■ How to complete this task
An exact reprint of the whole listing is what the answer must contain.

#####

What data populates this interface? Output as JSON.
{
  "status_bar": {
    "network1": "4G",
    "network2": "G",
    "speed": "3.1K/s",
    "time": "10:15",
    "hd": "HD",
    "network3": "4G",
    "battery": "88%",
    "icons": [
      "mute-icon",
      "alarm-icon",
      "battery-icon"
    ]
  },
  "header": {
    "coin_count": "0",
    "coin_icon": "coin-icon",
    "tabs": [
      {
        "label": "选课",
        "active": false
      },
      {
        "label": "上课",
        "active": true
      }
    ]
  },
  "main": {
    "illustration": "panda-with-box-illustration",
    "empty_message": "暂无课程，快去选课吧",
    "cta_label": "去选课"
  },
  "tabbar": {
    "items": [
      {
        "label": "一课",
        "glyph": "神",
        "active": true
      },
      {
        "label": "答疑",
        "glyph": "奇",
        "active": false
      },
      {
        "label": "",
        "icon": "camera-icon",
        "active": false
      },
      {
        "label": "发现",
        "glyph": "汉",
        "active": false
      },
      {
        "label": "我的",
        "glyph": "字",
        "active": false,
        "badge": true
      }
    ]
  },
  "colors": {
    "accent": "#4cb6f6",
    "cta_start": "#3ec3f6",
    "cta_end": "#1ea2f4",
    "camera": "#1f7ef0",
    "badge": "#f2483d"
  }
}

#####

■ Exercise answer
What data populates this interface? Output as JSON.
{
  "status_bar": {
    "network1": "4G",
    "network2": "G",
    "speed": "3.1K/s",
    "time": "10:15",
    "hd": "HD",
    "network3": "4G",
    "battery": "88%",
    "icons": [
      "mute-icon",
      "alarm-icon",
      "battery-icon"
    ]
  },
  "header": {
    "coin_count": "0",
    "coin_icon": "coin-icon",
    "tabs": [
      {
        "label": "选课",
        "active": false
      },
      {
        "label": "上课",
        "active": true
      }
    ]
  },
  "main": {
    "illustration": "panda-with-box-illustration",
    "empty_message": "暂无课程，快去选课吧",
    "cta_label": "去选课"
  },
  "tabbar": {
    "items": [
      {
        "label": "一课",
        "glyph": "神",
        "active": true
      },
      {
        "label": "答疑",
        "glyph": "奇",
        "active": false
      },
      {
        "label": "",
        "icon": "camera-icon",
        "active": false
      },
      {
        "label": "发现",
        "glyph": "汉",
        "active": false
      },
      {
        "label": "我的",
        "glyph": "字",
        "active": false,
        "badge": true
      }
    ]
  },
  "colors": {
    "accent": "#4cb6f6",
    "cta_start": "#3ec3f6",
    "cta_end": "#1ea2f4",
    "camera": "#1f7ef0",
    "badge": "#f2483d"
  }
}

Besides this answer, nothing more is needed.